Superenhancer effect can also take place in variety of device designs and potential to provide versatile opportunities in different circumstances. For instance, larger sizes of enhancer are exclusively useful and promising for highly-efficient fiber solar cell design39. Therefore, by utilizing absorber nanowire at the inner edge of enhancer (seeFigure 6c) with proper sizes it is possible to fabricate textile-compatible high-power source for fabric-integrated photovoltaics. Furthermore, it is open to question whether it is possible to choose material to serve as both enhancer and fabric. Nanowire solar cells are also expected to be an integral part of self-powered nanosystems40,41 which are promising as nanosensors for monitoring health or serving as versatile nanoprocessors. Correct interplay between superenhancer size and its efficiency can also be utilized in the design of highly compact power source that could be integrated with nanoelectronics. Moreover, superenhancer concept is highly compatible with flexible solar cells and applicable for on-chip solar cell designs as well.

Superenhancer concept is not restricted to solar cell devices alone but can be used in development of many optoelectronic devices including phototransistors, photodetectors and etc. Especially harnessing our technique in IR region can provide powerful solutions for low light intensity problem of IR photodetectors. We believe there is a great deal of work on this area and even better absorber performance can be obtained using different designs, such as utilizing solar superabsorbers42 together with our method potential to fully satisfy nanowire solar cells in terms of absorption capacity.
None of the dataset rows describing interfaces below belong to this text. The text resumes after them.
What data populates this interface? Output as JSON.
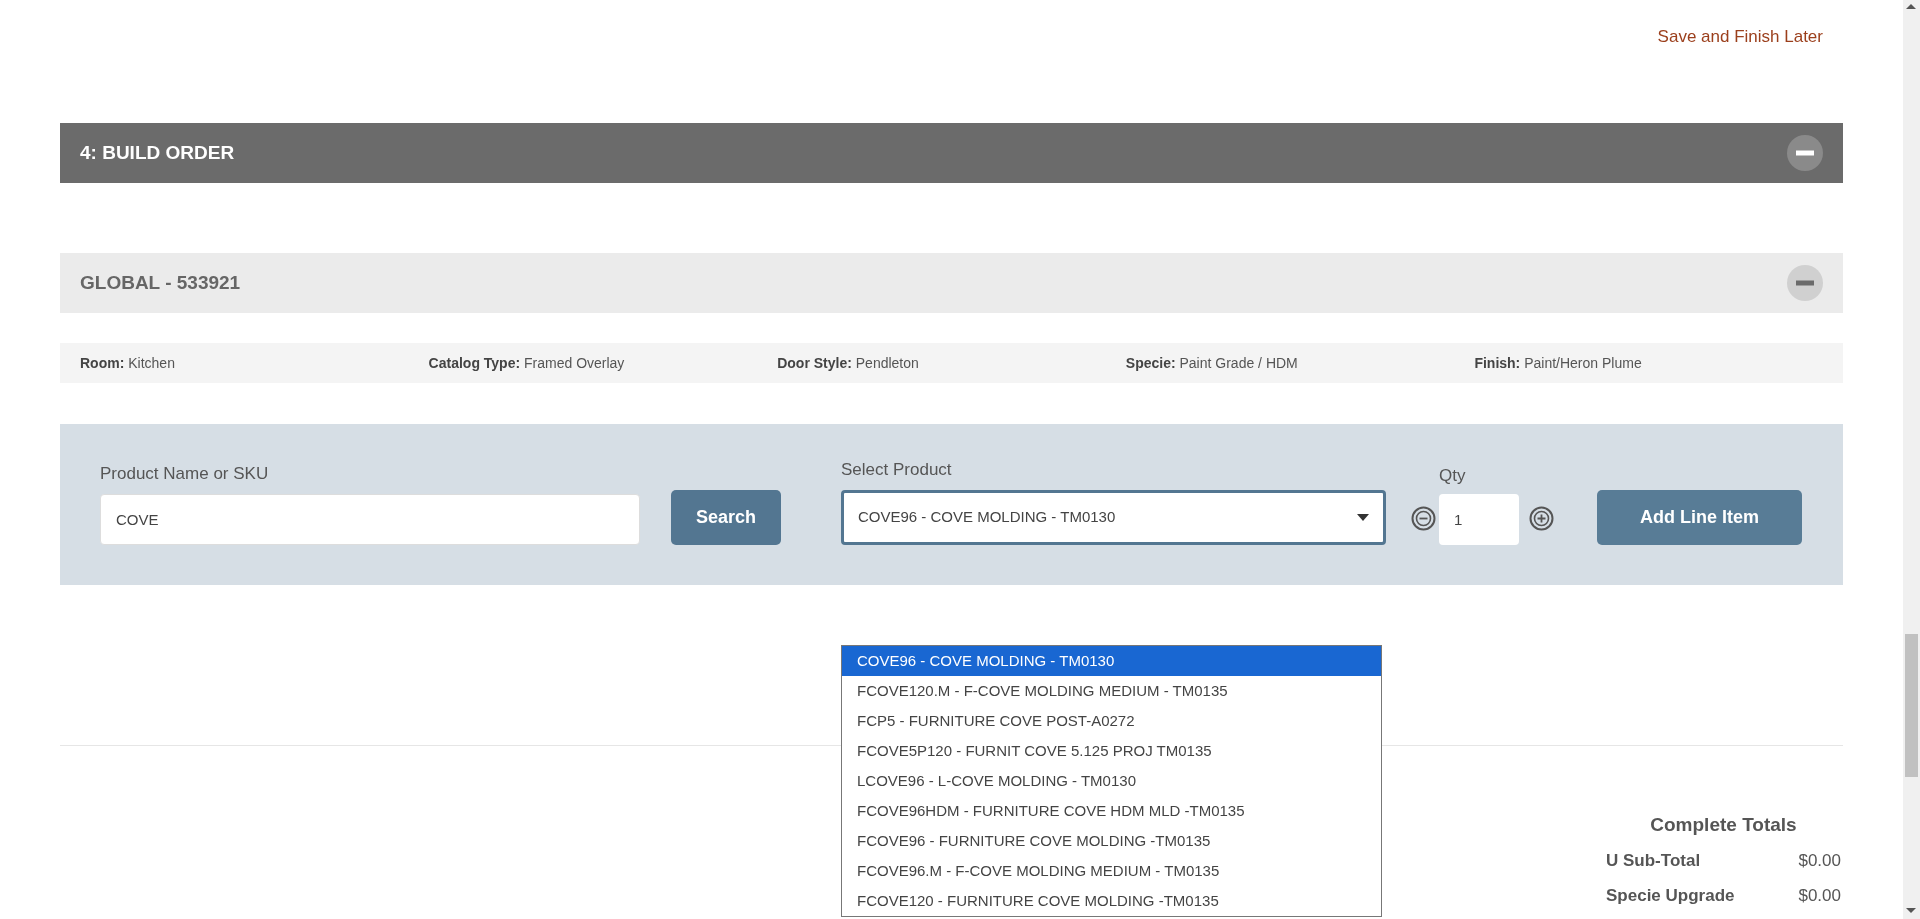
{
  "header_link": "Save and Finish Later",
  "section": {
    "title": "4: BUILD ORDER",
    "expanded": true
  },
  "group": {
    "title": "GLOBAL - 533921",
    "expanded": true
  },
  "details": [
    {
      "label": "Room:",
      "value": "Kitchen"
    },
    {
      "label": "Catalog Type:",
      "value": "Framed Overlay"
    },
    {
      "label": "Door Style:",
      "value": "Pendleton"
    },
    {
      "label": "Specie:",
      "value": "Paint Grade / HDM"
    },
    {
      "label": "Finish:",
      "value": "Paint/Heron Plume"
    }
  ],
  "search": {
    "label": "Product Name or SKU",
    "value": "COVE",
    "button": "Search"
  },
  "product_select": {
    "label": "Select Product",
    "value": "COVE96 - COVE MOLDING - TM0130",
    "expanded": true
  },
  "qty": {
    "label": "Qty",
    "value": "1"
  },
  "add_button": "Add Line Item",
  "dropdown_options": [
    {
      "text": "COVE96 - COVE MOLDING - TM0130",
      "selected": true
    },
    {
      "text": "FCOVE120.M - F-COVE MOLDING MEDIUM - TM0135",
      "selected": false
    },
    {
      "text": "FCP5 - FURNITURE COVE POST-A0272",
      "selected": false
    },
    {
      "text": "FCOVE5P120 - FURNIT COVE 5.125 PROJ TM0135",
      "selected": false
    },
    {
      "text": "LCOVE96 - L-COVE MOLDING - TM0130",
      "selected": false
    },
    {
      "text": "FCOVE96HDM - FURNITURE COVE HDM MLD -TM0135",
      "selected": false
    },
    {
      "text": "FCOVE96 - FURNITURE COVE MOLDING -TM0135",
      "selected": false
    },
    {
      "text": "FCOVE96.M - F-COVE MOLDING MEDIUM - TM0135",
      "selected": false
    },
    {
      "text": "FCOVE120 - FURNITURE COVE MOLDING -TM0135",
      "selected": false
    }
  ],
  "totals": {
    "title": "Complete Totals",
    "rows": [
      {
        "label": "U Sub-Total",
        "value": "$0.00"
      },
      {
        "label": "Specie Upgrade",
        "value": "$0.00"
      }
    ]
  }
}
FDTD Simulations

We utilize simulation tool of finite difference time domain (FDTD) method (commercialized by Lumerical Solutions Inc.) which relies on numerical solutions of differential Maxwell equations and take almost all realistic possibilities into consideration without obligation of assumptions or approximations (even though they are also possible), hence providing a very powerful and commonly accepted technique for scientific purposes. We investigate absorption and scattering characteristics of nanowire geometries in 2D simulation domains considering their very high aspect ratios. Total field scattered field (TFSF) source is utilized for effective absorption and scattering analysis by its characteristics feature of separating fields into interacting and non-interacting field domains. Particularly in performing of large-area simulations we utilize plane-wave source. In both type of source we set incident source as broadband in the 240–840 nm wavelength range. In order to collect scattering light or detect absorbed light within the absorber nanowire region we utilize rectangular analysis loop consist of frequency-domain power monitors and place them outside and inside region of TFSF source respectively. In order to obtain mode profiles we utilize frequency-domain profile monitors. Boundary conditions are set as symmetric and asymmetric in cylindrical symmetric cases, periodic boundary conditions for large-area calculations and perfectly matched layer (PML) boundary conditions in all remaining cases. Refractive indices of enhancer material set to 1.50 as a reference in most of simulations (except Figure 4a). Absorber material set as a-Si. According to these references absorption coefficient is non-zero up to wavelength of 840 nm. During simulations of other absorber materials (Figure 4b), we utilize material database provided by Lumerical software. In all simulations we perform material fit appropriately and ignore underlying substrate which have insignificant effect for presence and absence cases of our enhancer wire.